By Alina Selyukh
WASHINGTON Dec 6 The U.S. Federal
Communications Commission, as long predicted, now plans to hold
the so-called incentive auction of broadcast airwaves in
mid-2015, a year later than originally intended, the agency
chairman said on Friday.
The FCC is now drafting rules for the auction that would
reshuffle the ownership of valuable frequencies among TV
stations, as well as wireless carriers, which are clamoring for
faster speeds and better services for their devices.
"I believe we can conduct a successful auction in the middle
of 2015," FCC Chairman Tom Wheeler said in a blog post on
As part of this reverse auction, the FCC would pay
broadcasters to voluntarily give up control of low-frequency
airwaves so that they can be sold to telecommunications
companies such as Verizon Communications Inc, AT&T Inc
, Sprint Corp and T-Mobile US Inc..
The auction is widely regarded as the most complex
undertaking by the FCC to date, balancing numerous economic,
engineering and political considerations, including a vocal push
from smaller carriers for limits to how much spectrum their
larger competitors will be allowed to acquire.
"The enormous complexity of this task cannot be overstated,"
Joan Marsh, AT&T's vice president of federal regulatory affairs,
said in a statement on Friday.
"While AT&T is eager to see new spectrum allocations brought
to market as soon as practical, we appreciate the enormity of
the task the commission faces and believe that it is essential
that time be taken to get it right," Marsh said.
The FCC launched the planning for the incentive auction
under its previous chairman, Julius Genachowski, with the hope
of completing it by 2014. But the complexity of the task had

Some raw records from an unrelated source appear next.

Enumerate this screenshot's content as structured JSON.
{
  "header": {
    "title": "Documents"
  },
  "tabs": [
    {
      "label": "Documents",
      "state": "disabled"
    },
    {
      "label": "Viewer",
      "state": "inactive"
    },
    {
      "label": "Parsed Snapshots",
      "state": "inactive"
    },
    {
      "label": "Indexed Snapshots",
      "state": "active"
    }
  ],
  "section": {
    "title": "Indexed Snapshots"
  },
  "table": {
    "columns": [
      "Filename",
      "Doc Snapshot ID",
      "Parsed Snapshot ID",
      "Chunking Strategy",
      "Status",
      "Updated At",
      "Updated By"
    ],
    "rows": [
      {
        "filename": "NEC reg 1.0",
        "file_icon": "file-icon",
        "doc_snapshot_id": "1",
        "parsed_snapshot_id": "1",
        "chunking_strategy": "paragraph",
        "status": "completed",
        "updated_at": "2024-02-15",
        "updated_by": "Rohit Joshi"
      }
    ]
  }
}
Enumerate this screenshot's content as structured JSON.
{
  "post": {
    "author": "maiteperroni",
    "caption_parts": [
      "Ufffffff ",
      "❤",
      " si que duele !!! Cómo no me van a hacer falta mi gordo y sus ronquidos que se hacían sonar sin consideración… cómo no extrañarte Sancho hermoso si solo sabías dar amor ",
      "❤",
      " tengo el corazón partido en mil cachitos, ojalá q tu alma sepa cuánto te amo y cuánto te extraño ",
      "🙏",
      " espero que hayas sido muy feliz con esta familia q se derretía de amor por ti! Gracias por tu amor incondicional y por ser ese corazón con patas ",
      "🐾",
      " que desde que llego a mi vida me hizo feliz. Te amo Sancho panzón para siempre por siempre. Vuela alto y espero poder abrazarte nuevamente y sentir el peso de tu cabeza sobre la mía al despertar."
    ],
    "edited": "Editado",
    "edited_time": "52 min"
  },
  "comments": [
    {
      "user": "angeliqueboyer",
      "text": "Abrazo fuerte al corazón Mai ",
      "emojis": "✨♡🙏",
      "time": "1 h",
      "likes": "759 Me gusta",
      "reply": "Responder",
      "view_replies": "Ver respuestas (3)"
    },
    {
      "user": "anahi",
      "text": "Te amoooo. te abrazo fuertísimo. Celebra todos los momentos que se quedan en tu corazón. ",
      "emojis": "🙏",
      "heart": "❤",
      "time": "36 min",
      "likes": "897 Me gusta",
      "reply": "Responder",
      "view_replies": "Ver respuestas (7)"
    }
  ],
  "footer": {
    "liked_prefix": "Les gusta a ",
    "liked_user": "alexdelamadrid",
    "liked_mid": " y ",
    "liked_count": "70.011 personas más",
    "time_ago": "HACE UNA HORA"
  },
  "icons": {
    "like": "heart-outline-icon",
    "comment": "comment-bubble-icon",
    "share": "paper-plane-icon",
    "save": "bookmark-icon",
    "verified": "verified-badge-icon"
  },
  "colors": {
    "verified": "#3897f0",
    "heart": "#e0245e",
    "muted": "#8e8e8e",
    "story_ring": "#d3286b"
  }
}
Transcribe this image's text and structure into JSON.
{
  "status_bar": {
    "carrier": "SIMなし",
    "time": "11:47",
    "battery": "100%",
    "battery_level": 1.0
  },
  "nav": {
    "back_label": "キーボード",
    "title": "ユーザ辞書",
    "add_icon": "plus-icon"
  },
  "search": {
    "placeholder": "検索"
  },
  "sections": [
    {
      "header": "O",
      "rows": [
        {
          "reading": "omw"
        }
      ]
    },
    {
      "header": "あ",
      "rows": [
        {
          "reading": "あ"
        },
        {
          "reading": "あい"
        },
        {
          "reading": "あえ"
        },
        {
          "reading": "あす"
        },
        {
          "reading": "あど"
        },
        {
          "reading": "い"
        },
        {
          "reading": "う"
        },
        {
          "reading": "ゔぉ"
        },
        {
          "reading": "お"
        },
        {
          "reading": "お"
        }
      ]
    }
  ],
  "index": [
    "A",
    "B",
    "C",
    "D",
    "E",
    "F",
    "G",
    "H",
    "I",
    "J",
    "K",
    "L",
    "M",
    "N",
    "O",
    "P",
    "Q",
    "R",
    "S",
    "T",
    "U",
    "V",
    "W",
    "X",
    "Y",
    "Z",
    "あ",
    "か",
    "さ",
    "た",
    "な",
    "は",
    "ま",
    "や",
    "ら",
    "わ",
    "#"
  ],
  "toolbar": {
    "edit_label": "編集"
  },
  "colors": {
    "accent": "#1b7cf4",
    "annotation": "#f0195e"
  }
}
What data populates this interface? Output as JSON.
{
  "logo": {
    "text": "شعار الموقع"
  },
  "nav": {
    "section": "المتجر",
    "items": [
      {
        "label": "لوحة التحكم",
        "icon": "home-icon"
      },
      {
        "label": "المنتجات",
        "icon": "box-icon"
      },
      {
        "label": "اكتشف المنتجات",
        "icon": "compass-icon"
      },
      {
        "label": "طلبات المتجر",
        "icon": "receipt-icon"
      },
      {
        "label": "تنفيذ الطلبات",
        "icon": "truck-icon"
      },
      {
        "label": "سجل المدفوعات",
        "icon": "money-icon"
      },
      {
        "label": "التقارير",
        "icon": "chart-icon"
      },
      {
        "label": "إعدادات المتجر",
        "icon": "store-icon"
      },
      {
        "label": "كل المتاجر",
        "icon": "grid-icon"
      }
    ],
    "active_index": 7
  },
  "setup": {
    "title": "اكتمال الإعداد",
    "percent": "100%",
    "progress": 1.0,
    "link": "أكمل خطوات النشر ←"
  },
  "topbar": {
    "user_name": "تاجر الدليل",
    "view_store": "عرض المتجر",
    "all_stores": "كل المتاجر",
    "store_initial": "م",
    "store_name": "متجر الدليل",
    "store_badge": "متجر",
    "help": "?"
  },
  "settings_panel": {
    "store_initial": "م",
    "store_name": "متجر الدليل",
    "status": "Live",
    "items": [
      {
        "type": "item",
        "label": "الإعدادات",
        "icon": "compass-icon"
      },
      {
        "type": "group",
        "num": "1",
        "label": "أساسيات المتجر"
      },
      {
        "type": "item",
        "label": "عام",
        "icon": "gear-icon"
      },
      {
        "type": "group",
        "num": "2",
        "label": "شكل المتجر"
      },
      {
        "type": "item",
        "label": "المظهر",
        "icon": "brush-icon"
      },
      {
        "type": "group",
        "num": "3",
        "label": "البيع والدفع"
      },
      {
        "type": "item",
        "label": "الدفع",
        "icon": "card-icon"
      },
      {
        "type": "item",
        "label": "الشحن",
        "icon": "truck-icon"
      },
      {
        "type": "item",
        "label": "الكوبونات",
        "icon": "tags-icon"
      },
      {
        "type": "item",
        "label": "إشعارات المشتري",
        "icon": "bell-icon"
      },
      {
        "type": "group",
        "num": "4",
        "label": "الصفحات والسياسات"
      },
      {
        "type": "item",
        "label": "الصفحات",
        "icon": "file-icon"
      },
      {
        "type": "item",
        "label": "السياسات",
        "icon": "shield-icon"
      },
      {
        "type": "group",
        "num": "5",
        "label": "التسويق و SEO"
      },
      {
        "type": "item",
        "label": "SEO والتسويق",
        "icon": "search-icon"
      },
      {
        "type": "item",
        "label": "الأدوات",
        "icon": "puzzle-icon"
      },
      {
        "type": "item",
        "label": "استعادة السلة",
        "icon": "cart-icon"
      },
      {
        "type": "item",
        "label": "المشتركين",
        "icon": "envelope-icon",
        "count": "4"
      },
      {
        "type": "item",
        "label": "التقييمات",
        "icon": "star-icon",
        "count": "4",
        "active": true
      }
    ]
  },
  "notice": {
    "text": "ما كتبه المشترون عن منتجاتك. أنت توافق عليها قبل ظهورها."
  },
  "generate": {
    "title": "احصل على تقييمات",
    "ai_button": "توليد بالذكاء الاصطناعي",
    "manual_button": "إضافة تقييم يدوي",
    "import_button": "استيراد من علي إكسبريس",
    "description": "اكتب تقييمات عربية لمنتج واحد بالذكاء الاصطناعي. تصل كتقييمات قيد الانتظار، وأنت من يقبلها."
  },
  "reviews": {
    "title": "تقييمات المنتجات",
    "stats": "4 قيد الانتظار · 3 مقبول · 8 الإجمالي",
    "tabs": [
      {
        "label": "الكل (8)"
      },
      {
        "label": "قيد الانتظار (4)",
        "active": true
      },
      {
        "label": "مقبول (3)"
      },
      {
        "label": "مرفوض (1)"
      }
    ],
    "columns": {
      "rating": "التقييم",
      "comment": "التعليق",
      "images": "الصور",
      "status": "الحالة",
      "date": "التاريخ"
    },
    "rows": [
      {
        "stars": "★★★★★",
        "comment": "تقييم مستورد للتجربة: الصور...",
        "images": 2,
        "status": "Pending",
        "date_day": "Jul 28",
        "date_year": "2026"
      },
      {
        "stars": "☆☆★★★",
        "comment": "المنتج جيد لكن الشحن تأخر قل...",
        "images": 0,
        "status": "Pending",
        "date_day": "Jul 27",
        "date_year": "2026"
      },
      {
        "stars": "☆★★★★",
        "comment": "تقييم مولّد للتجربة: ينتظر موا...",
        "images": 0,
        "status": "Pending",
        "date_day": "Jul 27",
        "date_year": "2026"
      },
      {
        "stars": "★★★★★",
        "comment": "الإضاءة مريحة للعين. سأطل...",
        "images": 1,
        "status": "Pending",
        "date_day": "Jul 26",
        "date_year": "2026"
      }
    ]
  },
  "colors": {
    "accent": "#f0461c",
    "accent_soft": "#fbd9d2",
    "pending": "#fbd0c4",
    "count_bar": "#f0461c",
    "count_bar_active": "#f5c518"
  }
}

long spurred predictions of a delay.
"Given the complexity of the auction and its many moving
parts, the most important goal is to get the auction done
right," National Association of Broadcasters President and Chief
Executive Gordon Smith said in welcoming the new timeline.
AT&T and Verizon, two biggest U.S. carriers, currently
control the biggest portion of the frequencies under one
gigahertz, the part of the spectrum that is the subject of this
auction and valued for its strength and reach.
Sprint, T-Mobile, regional carriers and satellite company
Dish Network Corp have urged the FCC to ensure they get
their share of this spectrum.
The question of whether the FCC should restrict AT&T's and
Verizon's participation in the auction has turned into a fierce
back-and-forth, fueled particularly by the Department of
Justice's controversially siding with Sprint and T-Mobile and
saying that caps would ensure competitiveness.
The biggest carriers have argued that setting limits unique
to just two companies would be a regulatory overreach and that
caps may dampen how much the FCC raises in the auction.
The auction proceeds are required to pay broadcasters as
well as help fund a new $7 billion public safety network.